President Trump on Monday announced that the U.S. will designate North Korea as a state sponsor of terrorism.
“Today, the United States is designating North Korea as a state sponsor of terrorism,” he said at the White House, according to Bloomberg.
“Should have happened a long time ago,” Trump continued. “Should have happened years ago.”
“In addition to threatening the world with nuclear devastation, North Korea has repeatedly supported acts of international terrorism including assassinations on foreign soil.”
Trump’s announcement came at the start of a meeting with his Cabinet Monday, and he called the move against North Korea’s government “a very large one.”
The president also pledged that the Treasury Department on Tuesday would reveal additional measures impacting North Korea.
Bloomberg on Monday reported that North Korea will join Iran, Sudan and Syria on America’s list of state sponsors of terrorism.
Cuba was also once listed under that label, but former President Barack Obama removed the island nation in 2015.
North Korea was additionally previously named as a state sponsor of terrorism until 2008, when former President George W. Bush erased the distinction.
Bush changed the label in an effort to salvage a delicate nuclear agreement with North Korea at the time.
Trump’s remarks about assassinations may reference the February killing of North Korean leader Kim Jong Un’s half-brother.
Kim Jong Nam died at the Kuala Lumpur airport in Malaysia after VX nerve agent was smeared on his face and eyes.
Monday’s designation places trade restrictions on North Korea that are essentially already implemented.
The State Department said that the status limits U.S. foreign assistance and bans defense exports and sales to North Korea.
The label also boosts limits on exports of dual-use items and affects financial transactions to the Asian nation.
Trump and Kim Jong Un have repeatedly traded verbal barbs this year over North Korea’s pursuit of nuclear weapons.

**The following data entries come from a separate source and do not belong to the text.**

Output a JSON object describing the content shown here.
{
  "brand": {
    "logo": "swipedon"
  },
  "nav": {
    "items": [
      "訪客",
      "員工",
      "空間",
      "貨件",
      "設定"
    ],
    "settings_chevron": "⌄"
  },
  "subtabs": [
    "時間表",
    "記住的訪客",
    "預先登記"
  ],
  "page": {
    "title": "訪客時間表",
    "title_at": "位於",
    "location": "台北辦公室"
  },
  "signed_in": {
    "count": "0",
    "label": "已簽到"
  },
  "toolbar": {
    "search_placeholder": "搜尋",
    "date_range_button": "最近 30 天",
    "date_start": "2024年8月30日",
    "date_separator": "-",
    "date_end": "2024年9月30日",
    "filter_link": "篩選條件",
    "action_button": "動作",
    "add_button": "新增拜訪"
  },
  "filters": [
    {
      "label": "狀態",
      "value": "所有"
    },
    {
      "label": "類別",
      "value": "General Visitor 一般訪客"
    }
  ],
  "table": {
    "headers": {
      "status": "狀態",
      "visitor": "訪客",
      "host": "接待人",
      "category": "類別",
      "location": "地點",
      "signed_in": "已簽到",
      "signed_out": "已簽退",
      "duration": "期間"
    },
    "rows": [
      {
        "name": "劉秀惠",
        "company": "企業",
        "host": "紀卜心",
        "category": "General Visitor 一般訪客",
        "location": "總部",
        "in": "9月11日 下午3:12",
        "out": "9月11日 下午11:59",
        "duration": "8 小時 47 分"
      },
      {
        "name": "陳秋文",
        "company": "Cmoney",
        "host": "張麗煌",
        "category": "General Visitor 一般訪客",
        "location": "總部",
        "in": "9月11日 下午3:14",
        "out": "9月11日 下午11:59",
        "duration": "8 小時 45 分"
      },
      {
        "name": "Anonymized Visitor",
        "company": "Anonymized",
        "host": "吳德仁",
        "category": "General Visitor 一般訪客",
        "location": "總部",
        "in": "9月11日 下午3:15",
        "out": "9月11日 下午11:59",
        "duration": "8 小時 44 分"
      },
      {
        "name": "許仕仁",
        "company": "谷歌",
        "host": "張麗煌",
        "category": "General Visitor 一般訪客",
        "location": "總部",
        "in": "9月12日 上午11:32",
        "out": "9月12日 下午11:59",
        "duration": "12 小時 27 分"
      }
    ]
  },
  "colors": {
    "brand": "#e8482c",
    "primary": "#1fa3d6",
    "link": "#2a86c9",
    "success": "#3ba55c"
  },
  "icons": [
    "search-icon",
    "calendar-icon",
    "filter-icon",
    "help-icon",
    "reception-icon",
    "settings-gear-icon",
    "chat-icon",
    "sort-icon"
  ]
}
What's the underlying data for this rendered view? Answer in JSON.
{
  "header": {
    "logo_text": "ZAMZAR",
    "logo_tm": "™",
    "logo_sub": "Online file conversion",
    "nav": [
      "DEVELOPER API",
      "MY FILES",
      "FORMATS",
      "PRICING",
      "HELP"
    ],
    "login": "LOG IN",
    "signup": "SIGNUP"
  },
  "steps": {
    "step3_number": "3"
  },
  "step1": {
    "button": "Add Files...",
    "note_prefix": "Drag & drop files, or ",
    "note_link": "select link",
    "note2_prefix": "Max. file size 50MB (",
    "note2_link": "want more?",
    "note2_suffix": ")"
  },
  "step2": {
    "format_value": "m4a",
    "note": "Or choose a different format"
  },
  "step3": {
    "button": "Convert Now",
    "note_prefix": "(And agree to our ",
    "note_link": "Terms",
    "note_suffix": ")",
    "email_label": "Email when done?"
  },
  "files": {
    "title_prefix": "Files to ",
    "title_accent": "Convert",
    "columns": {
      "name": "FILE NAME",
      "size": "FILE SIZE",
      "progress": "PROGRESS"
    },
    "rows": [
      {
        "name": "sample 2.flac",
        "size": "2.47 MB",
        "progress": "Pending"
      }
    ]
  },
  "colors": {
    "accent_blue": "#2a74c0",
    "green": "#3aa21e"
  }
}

North Korea has long pledged to gain nuclear arms and intercontinental ballistic missiles capable of delivering them to the U.S.